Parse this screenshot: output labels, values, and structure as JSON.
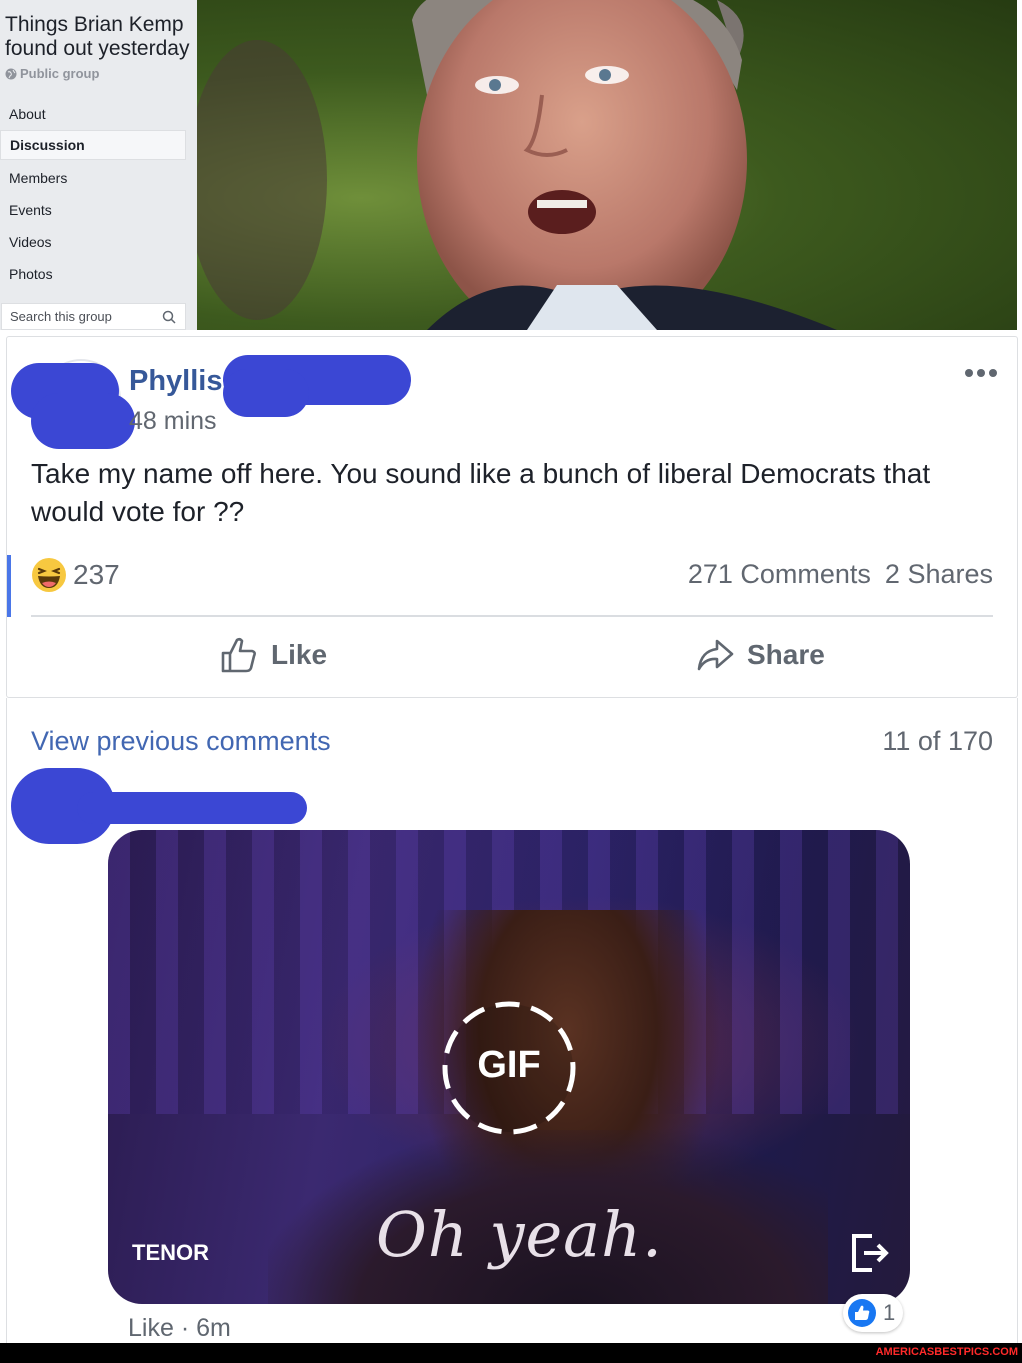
{
  "group": {
    "title": "Things Brian Kemp found out yesterday",
    "privacy": "Public group",
    "nav": [
      {
        "label": "About"
      },
      {
        "label": "Discussion",
        "active": true
      },
      {
        "label": "Members"
      },
      {
        "label": "Events"
      },
      {
        "label": "Videos"
      },
      {
        "label": "Photos"
      }
    ],
    "search_placeholder": "Search this group"
  },
  "post": {
    "author": "Phyllis",
    "time": "48 mins",
    "text": "Take my name off here. You sound like a bunch of liberal Democrats that would vote for ??",
    "reaction_count": "237",
    "comments_label": "271 Comments",
    "shares_label": "2 Shares",
    "actions": {
      "like": "Like",
      "share": "Share"
    }
  },
  "comments": {
    "view_previous": "View previous comments",
    "count_label": "11 of 170",
    "gif": {
      "badge": "GIF",
      "caption": "Oh yeah.",
      "provider": "TENOR"
    },
    "meta": {
      "like": "Like",
      "separator": "·",
      "time": "6m"
    },
    "reaction_count": "1"
  },
  "watermark": "AMERICASBESTPICS.COM",
  "colors": {
    "link": "#365899",
    "redaction": "#3b47d4",
    "like_blue": "#1877f2",
    "watermark": "#ff2a2a"
  }
}
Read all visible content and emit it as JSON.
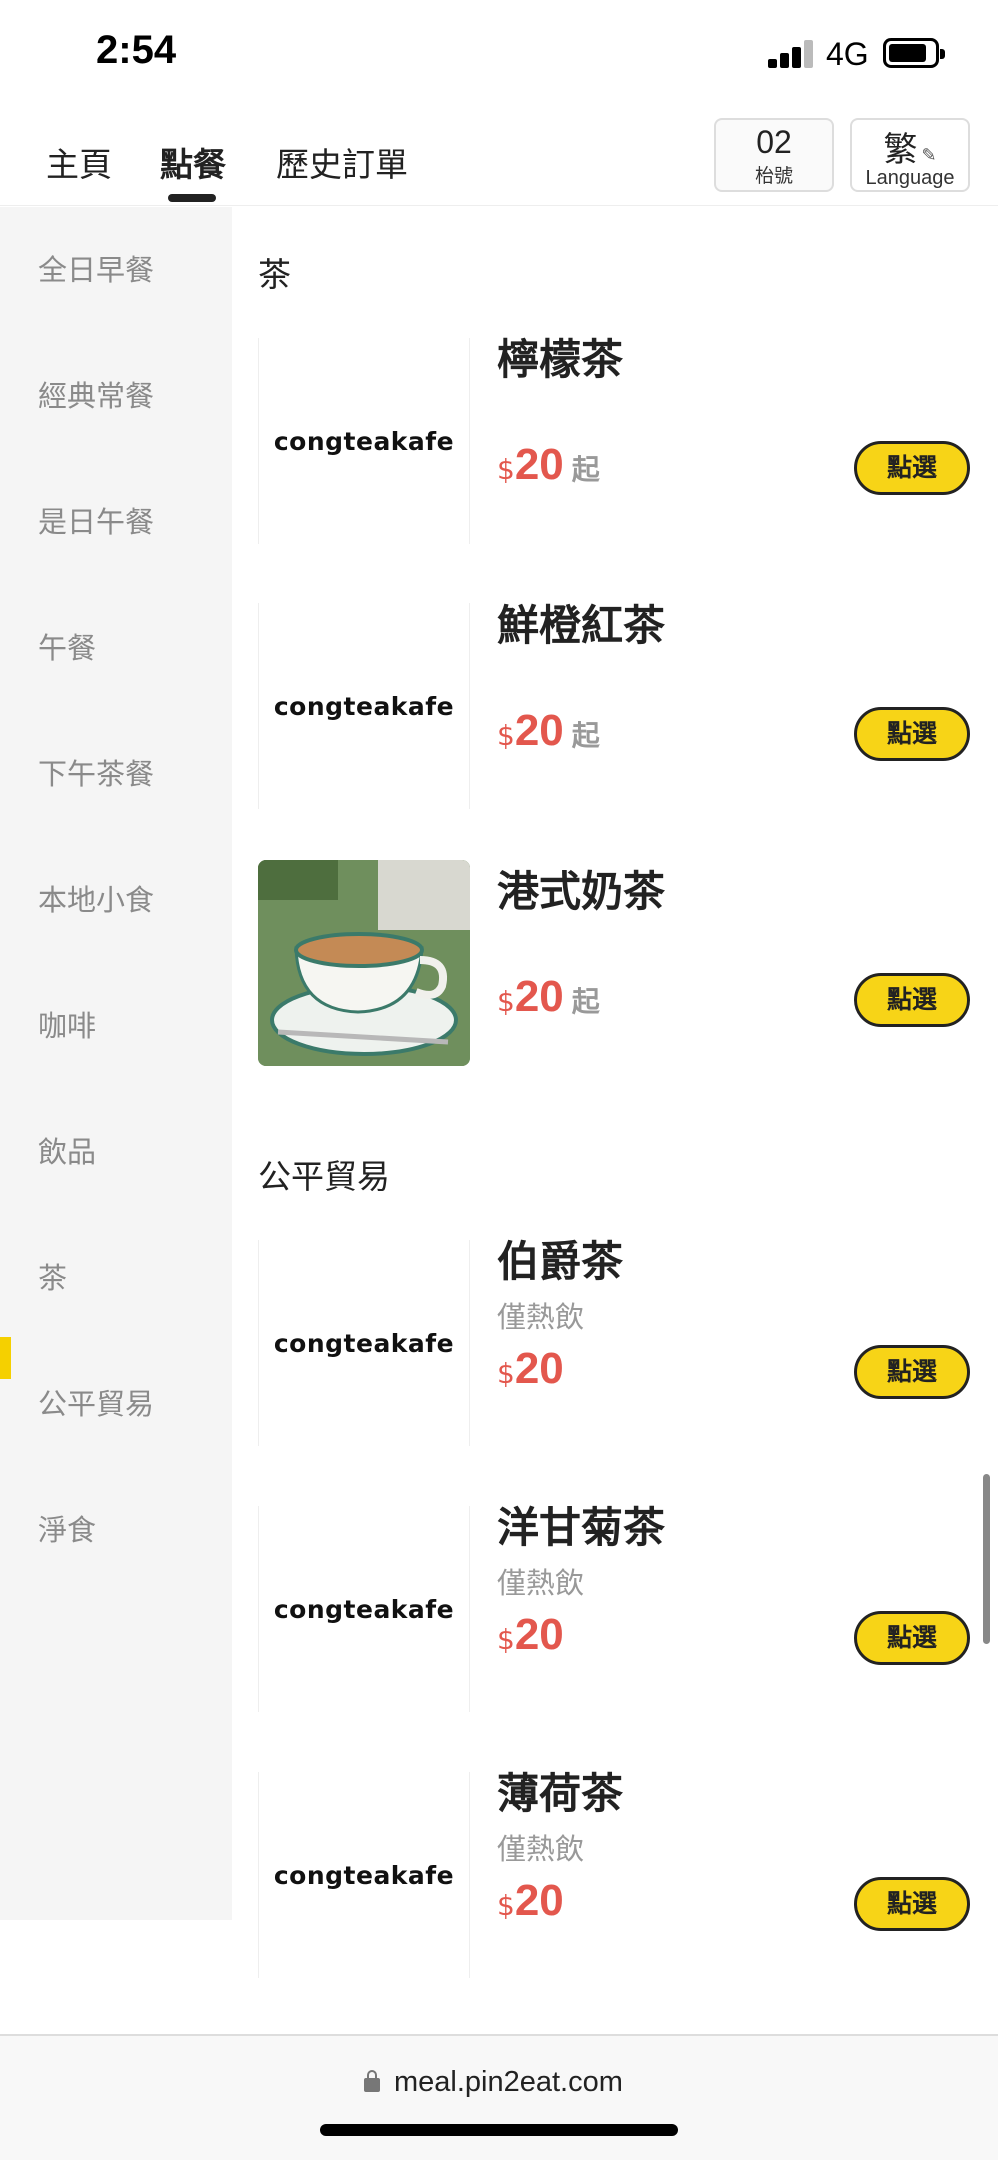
{
  "status_bar": {
    "time": "2:54",
    "network": "4G"
  },
  "nav": {
    "tabs": [
      "主頁",
      "點餐",
      "歷史訂單"
    ],
    "active_tab": "點餐",
    "table_number": "02",
    "table_label": "枱號",
    "lang_char": "繁",
    "lang_label": "Language"
  },
  "sidebar": {
    "items": [
      "全日早餐",
      "經典常餐",
      "是日午餐",
      "午餐",
      "下午茶餐",
      "本地小食",
      "咖啡",
      "飲品",
      "茶",
      "公平貿易",
      "淨食"
    ],
    "active": "飲品"
  },
  "sections": [
    {
      "title": "茶",
      "items": [
        {
          "name": "檸檬茶",
          "desc": "",
          "currency": "$",
          "price": "20",
          "from": "起",
          "image": "logo",
          "logo_text": "congteakafe",
          "button": "點選"
        },
        {
          "name": "鮮橙紅茶",
          "desc": "",
          "currency": "$",
          "price": "20",
          "from": "起",
          "image": "logo",
          "logo_text": "congteakafe",
          "button": "點選"
        },
        {
          "name": "港式奶茶",
          "desc": "",
          "currency": "$",
          "price": "20",
          "from": "起",
          "image": "photo",
          "button": "點選"
        }
      ]
    },
    {
      "title": "公平貿易",
      "items": [
        {
          "name": "伯爵茶",
          "desc": "僅熱飲",
          "currency": "$",
          "price": "20",
          "from": "",
          "image": "logo",
          "logo_text": "congteakafe",
          "button": "點選"
        },
        {
          "name": "洋甘菊茶",
          "desc": "僅熱飲",
          "currency": "$",
          "price": "20",
          "from": "",
          "image": "logo",
          "logo_text": "congteakafe",
          "button": "點選"
        },
        {
          "name": "薄荷茶",
          "desc": "僅熱飲",
          "currency": "$",
          "price": "20",
          "from": "",
          "image": "logo",
          "logo_text": "congteakafe",
          "button": "點選"
        }
      ]
    }
  ],
  "url_bar": {
    "url": "meal.pin2eat.com"
  },
  "colors": {
    "accent": "#f7d417",
    "price": "#e3574d",
    "sidebar_bg": "#f5f5f5"
  }
}
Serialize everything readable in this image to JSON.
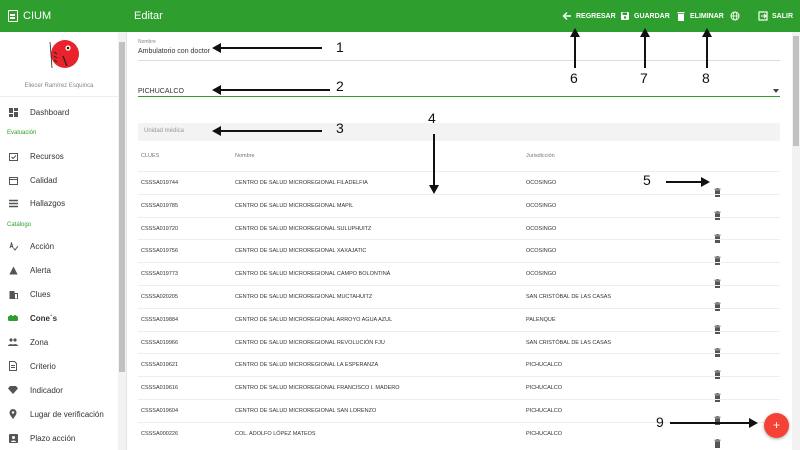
{
  "app": {
    "name": "CIUM",
    "page_title": "Editar"
  },
  "actions": {
    "back": "REGRESAR",
    "save": "GUARDAR",
    "delete": "ELIMINAR",
    "exit": "SALIR"
  },
  "sidebar": {
    "user": "Eliecer Ramírez Esquinca",
    "sections": {
      "evaluation": "Evaluación",
      "catalog": "Catálogo"
    },
    "items": [
      {
        "label": "Dashboard",
        "icon": "dashboard-icon"
      },
      {
        "label": "Recursos",
        "icon": "calendar-check-icon"
      },
      {
        "label": "Calidad",
        "icon": "calendar-icon"
      },
      {
        "label": "Hallazgos",
        "icon": "list-icon"
      },
      {
        "label": "Acción",
        "icon": "spellcheck-icon"
      },
      {
        "label": "Alerta",
        "icon": "warning-icon"
      },
      {
        "label": "Clues",
        "icon": "building-icon"
      },
      {
        "label": "Cone´s",
        "icon": "group-icon"
      },
      {
        "label": "Zona",
        "icon": "people-icon"
      },
      {
        "label": "Criterio",
        "icon": "document-icon"
      },
      {
        "label": "Indicador",
        "icon": "diamond-icon"
      },
      {
        "label": "Lugar de verificación",
        "icon": "place-icon"
      },
      {
        "label": "Plazo acción",
        "icon": "badge-icon"
      }
    ]
  },
  "form": {
    "name_label": "Nombre",
    "name_value": "Ambulatorio con doctor",
    "jurisdiction_value": "PICHUCALCO",
    "search_placeholder": "Unidad médica"
  },
  "table": {
    "headers": [
      "CLUES",
      "Nombre",
      "Jurisdicción"
    ],
    "rows": [
      [
        "CSSSA019744",
        "CENTRO DE SALUD MICROREGIONAL FILADELFIA",
        "OCOSINGO"
      ],
      [
        "CSSSA019785",
        "CENTRO DE SALUD MICROREGIONAL MAPIL",
        "OCOSINGO"
      ],
      [
        "CSSSA019720",
        "CENTRO DE SALUD MICROREGIONAL SULUPHUITZ",
        "OCOSINGO"
      ],
      [
        "CSSSA019756",
        "CENTRO DE SALUD MICROREGIONAL XAXAJATIC",
        "OCOSINGO"
      ],
      [
        "CSSSA019773",
        "CENTRO DE SALUD MICROREGIONAL CAMPO BOLONTINÁ",
        "OCOSINGO"
      ],
      [
        "CSSSA020205",
        "CENTRO DE SALUD MICROREGIONAL MUCTAHUITZ",
        "SAN CRISTÓBAL DE LAS CASAS"
      ],
      [
        "CSSSA019884",
        "CENTRO DE SALUD MICROREGIONAL ARROYO AGUA AZUL",
        "PALENQUE"
      ],
      [
        "CSSSA019966",
        "CENTRO DE SALUD MICROREGIONAL REVOLUCIÓN FJU",
        "SAN CRISTÓBAL DE LAS CASAS"
      ],
      [
        "CSSSA019621",
        "CENTRO DE SALUD MICROREGIONAL LA ESPERANZA",
        "PICHUCALCO"
      ],
      [
        "CSSSA019616",
        "CENTRO DE SALUD MICROREGIONAL FRANCISCO I. MADERO",
        "PICHUCALCO"
      ],
      [
        "CSSSA019604",
        "CENTRO DE SALUD MICROREGIONAL SAN LORENZO",
        "PICHUCALCO"
      ],
      [
        "CSSSA000226",
        "COL. ADOLFO LÓPEZ MATEOS",
        "PICHUCALCO"
      ]
    ]
  },
  "fab": {
    "label": "+"
  },
  "annotations": [
    "1",
    "2",
    "3",
    "4",
    "5",
    "6",
    "7",
    "8",
    "9"
  ],
  "colors": {
    "primary": "#2e9e2e",
    "fab": "#f44336",
    "logo": "#e8232b"
  }
}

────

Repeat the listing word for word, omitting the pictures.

▶ Response box:
Parse this screenshot: output labels, values, and structure as JSON.
{
  "group": {
    "title": "Things Brian Kemp found out yesterday",
    "privacy": "Public group",
    "nav": [
      {
        "label": "About"
      },
      {
        "label": "Discussion",
        "active": true
      },
      {
        "label": "Members"
      },
      {
        "label": "Events"
      },
      {
        "label": "Videos"
      },
      {
        "label": "Photos"
      }
    ],
    "search_placeholder": "Search this group"
  },
  "post": {
    "author": "Phyllis",
    "time": "48 mins",
    "text": "Take my name off here. You sound like a bunch of liberal Democrats that would vote for ??",
    "reaction_count": "237",
    "comments_label": "271 Comments",
    "shares_label": "2 Shares",
    "actions": {
      "like": "Like",
      "share": "Share"
    }
  },
  "comments": {
    "view_previous": "View previous comments",
    "count_label": "11 of 170",
    "gif": {
      "badge": "GIF",
      "caption": "Oh yeah.",
      "provider": "TENOR"
    },
    "meta": {
      "like": "Like",
      "separator": "·",
      "time": "6m"
    },
    "reaction_count": "1"
  },
  "watermark": "AMERICASBESTPICS.COM",
  "colors": {
    "link": "#365899",
    "redaction": "#3b47d4",
    "like_blue": "#1877f2",
    "watermark": "#ff2a2a"
  }
}
Read all visible content and emit it as JSON.
{
  "status_bar": {
    "time": "2:54",
    "network": "4G"
  },
  "nav": {
    "tabs": [
      "主頁",
      "點餐",
      "歷史訂單"
    ],
    "active_tab": "點餐",
    "table_number": "02",
    "table_label": "枱號",
    "lang_char": "繁",
    "lang_label": "Language"
  },
  "sidebar": {
    "items": [
      "全日早餐",
      "經典常餐",
      "是日午餐",
      "午餐",
      "下午茶餐",
      "本地小食",
      "咖啡",
      "飲品",
      "茶",
      "公平貿易",
      "淨食"
    ],
    "active": "飲品"
  },
  "sections": [
    {
      "title": "茶",
      "items": [
        {
          "name": "檸檬茶",
          "desc": "",
          "currency": "$",
          "price": "20",
          "from": "起",
          "image": "logo",
          "logo_text": "congteakafe",
          "button": "點選"
        },
        {
          "name": "鮮橙紅茶",
          "desc": "",
          "currency": "$",
          "price": "20",
          "from": "起",
          "image": "logo",
          "logo_text": "congteakafe",
          "button": "點選"
        },
        {
          "name": "港式奶茶",
          "desc": "",
          "currency": "$",
          "price": "20",
          "from": "起",
          "image": "photo",
          "button": "點選"
        }
      ]
    },
    {
      "title": "公平貿易",
      "items": [
        {
          "name": "伯爵茶",
          "desc": "僅熱飲",
          "currency": "$",
          "price": "20",
          "from": "",
          "image": "logo",
          "logo_text": "congteakafe",
          "button": "點選"
        },
        {
          "name": "洋甘菊茶",
          "desc": "僅熱飲",
          "currency": "$",
          "price": "20",
          "from": "",
          "image": "logo",
          "logo_text": "congteakafe",
          "button": "點選"
        },
        {
          "name": "薄荷茶",
          "desc": "僅熱飲",
          "currency": "$",
          "price": "20",
          "from": "",
          "image": "logo",
          "logo_text": "congteakafe",
          "button": "點選"
        }
      ]
    }
  ],
  "url_bar": {
    "url": "meal.pin2eat.com"
  },
  "colors": {
    "accent": "#f7d417",
    "price": "#e3574d",
    "sidebar_bg": "#f5f5f5"
  }
}
Serialize everything readable in this image to JSON.
{
  "app": {
    "name": "CIUM",
    "page_title": "Editar"
  },
  "actions": {
    "back": "REGRESAR",
    "save": "GUARDAR",
    "delete": "ELIMINAR",
    "exit": "SALIR"
  },
  "sidebar": {
    "user": "Eliecer Ramírez Esquinca",
    "sections": {
      "evaluation": "Evaluación",
      "catalog": "Catálogo"
    },
    "items": [
      {
        "label": "Dashboard",
        "icon": "dashboard-icon"
      },
      {
        "label": "Recursos",
        "icon": "calendar-check-icon"
      },
      {
        "label": "Calidad",
        "icon": "calendar-icon"
      },
      {
        "label": "Hallazgos",
        "icon": "list-icon"
      },
      {
        "label": "Acción",
        "icon": "spellcheck-icon"
      },
      {
        "label": "Alerta",
        "icon": "warning-icon"
      },
      {
        "label": "Clues",
        "icon": "building-icon"
      },
      {
        "label": "Cone´s",
        "icon": "group-icon"
      },
      {
        "label": "Zona",
        "icon": "people-icon"
      },
      {
        "label": "Criterio",
        "icon": "document-icon"
      },
      {
        "label": "Indicador",
        "icon": "diamond-icon"
      },
      {
        "label": "Lugar de verificación",
        "icon": "place-icon"
      },
      {
        "label": "Plazo acción",
        "icon": "badge-icon"
      }
    ]
  },
  "form": {
    "name_label": "Nombre",
    "name_value": "Ambulatorio con doctor",
    "jurisdiction_value": "PICHUCALCO",
    "search_placeholder": "Unidad médica"
  },
  "table": {
    "headers": [
      "CLUES",
      "Nombre",
      "Jurisdicción"
    ],
    "rows": [
      [
        "CSSSA019744",
        "CENTRO DE SALUD MICROREGIONAL FILADELFIA",
        "OCOSINGO"
      ],
      [
        "CSSSA019785",
        "CENTRO DE SALUD MICROREGIONAL MAPIL",
        "OCOSINGO"
      ],
      [
        "CSSSA019720",
        "CENTRO DE SALUD MICROREGIONAL SULUPHUITZ",
        "OCOSINGO"
      ],
      [
        "CSSSA019756",
        "CENTRO DE SALUD MICROREGIONAL XAXAJATIC",
        "OCOSINGO"
      ],
      [
        "CSSSA019773",
        "CENTRO DE SALUD MICROREGIONAL CAMPO BOLONTINÁ",
        "OCOSINGO"
      ],
      [
        "CSSSA020205",
        "CENTRO DE SALUD MICROREGIONAL MUCTAHUITZ",
        "SAN CRISTÓBAL DE LAS CASAS"
      ],
      [
        "CSSSA019884",
        "CENTRO DE SALUD MICROREGIONAL ARROYO AGUA AZUL",
        "PALENQUE"
      ],
      [
        "CSSSA019966",
        "CENTRO DE SALUD MICROREGIONAL REVOLUCIÓN FJU",
        "SAN CRISTÓBAL DE LAS CASAS"
      ],
      [
        "CSSSA019621",
        "CENTRO DE SALUD MICROREGIONAL LA ESPERANZA",
        "PICHUCALCO"
      ],
      [
        "CSSSA019616",
        "CENTRO DE SALUD MICROREGIONAL FRANCISCO I. MADERO",
        "PICHUCALCO"
      ],
      [
        "CSSSA019604",
        "CENTRO DE SALUD MICROREGIONAL SAN LORENZO",
        "PICHUCALCO"
      ],
      [
        "CSSSA000226",
        "COL. ADOLFO LÓPEZ MATEOS",
        "PICHUCALCO"
      ]
    ]
  },
  "fab": {
    "label": "+"
  },
  "annotations": [
    "1",
    "2",
    "3",
    "4",
    "5",
    "6",
    "7",
    "8",
    "9"
  ],
  "colors": {
    "primary": "#2e9e2e",
    "fab": "#f44336",
    "logo": "#e8232b"
  }
}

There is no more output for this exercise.